Local Partners and Operators:Finally, inquire about the organization’s relationship with local partners and operators. This is important for both safety and programmatic reasons. A great local guide adds so much more overall value to the travel experience than more “tangible” factors like food and accommodations. And strong local partners are essential when sorting through unexpected issues. Good local operators develop risk management and emergency protocols, and unique or customized experiences, in partnership with their clients. Shoddy operators cut corners to save money (no seat belts or worn-down car tires, improper food sanitation practices, unmaintained facilities, etc.) and sell generic package student tours to the masses. Many providers choose to work with a Destination Management Company, a single contractor that subcontracts services from other local operators (transportation, housing, tours, etc). This can significantly streamline operations for the program organizer, but it also creates a lot of “distance” between the program’s administration and the providers that ultimately deliver services to students. A lot of the travel industry is organized this way, with US tour operators buying a package of services from a single local aggregator, but programs structured around more “intimate” interactions with local populations, whether for language immersion, service work, or similar, are going to deliver higher quality and generally be more responsible operators. This is especially relevant when there is a service component to the program. This blog post on how to choose a high school service trip has some additional insights on in-country partners and other important aspects specific to selecting service learning programs.
A Summer Program Alternative
If you’re looking for a program that is an alternative to the numerous “service learning” or “adventure travel” programs, we hope you’ll consider Sustainable Summer. Any high school student interested in environmental issues, ecology, food and agriculture, renewable energy, natural resource management, biodiversity and wildlife conservation, development economics, social justice, and global issues will probably find Sustainable Summer to be a strong fit. Give us a call or contact us to discuss your goals and interests.

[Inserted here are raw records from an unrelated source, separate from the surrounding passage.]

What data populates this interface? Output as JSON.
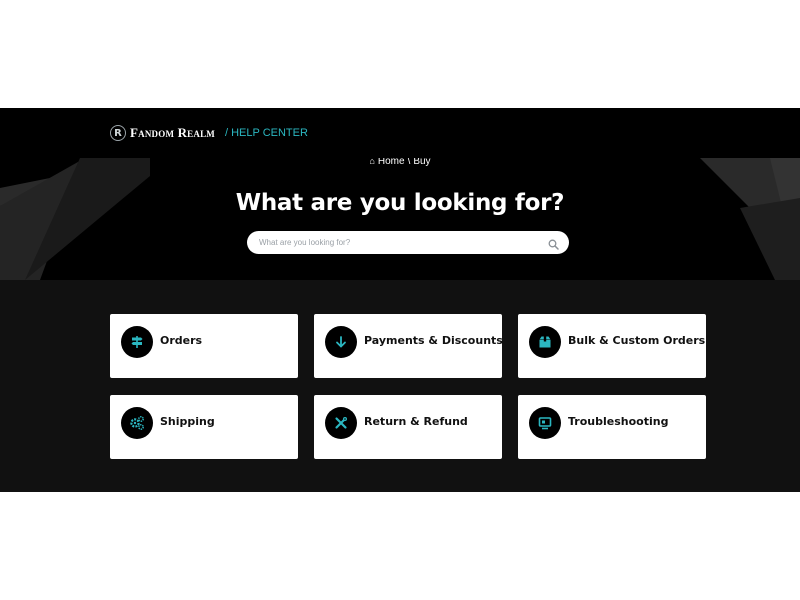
{
  "header": {
    "logo_letter": "R",
    "brand": "Fandom Realm",
    "section": "/ HELP CENTER"
  },
  "breadcrumb": {
    "home": "Home",
    "separator": "\\",
    "current": "Buy"
  },
  "hero": {
    "title": "What are you looking for?"
  },
  "search": {
    "placeholder": "What are you looking for?"
  },
  "categories": [
    {
      "label": "Orders",
      "icon": "signpost-icon"
    },
    {
      "label": "Payments & Discounts",
      "icon": "arrow-down-icon"
    },
    {
      "label": "Bulk & Custom Orders",
      "icon": "box-icon"
    },
    {
      "label": "Shipping",
      "icon": "gears-icon"
    },
    {
      "label": "Return & Refund",
      "icon": "tools-icon"
    },
    {
      "label": "Troubleshooting",
      "icon": "monitor-icon"
    }
  ],
  "colors": {
    "accent": "#2bb7c1",
    "header_bg": "#000000",
    "section_bg": "#111111",
    "card_bg": "#ffffff"
  }
}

About Sustainable Summer
Sustainable Summer is an environmental study abroad and leadership program for high school students. The program is run by Sustainable Learning, a Brooklyn-based 501(c)(3) not-for-profit. Sustainable Summer runs global learning programs in a variety of international destinations and pre-college programs on college campuses in the US.
Note, this article was initially written in March 2013, but was updated in February 2014 with photos and some new content. Some additional small edits were made in March 2015 and again in February 2019. If you liked this article, you may enjoy these other posts on high school study abroad.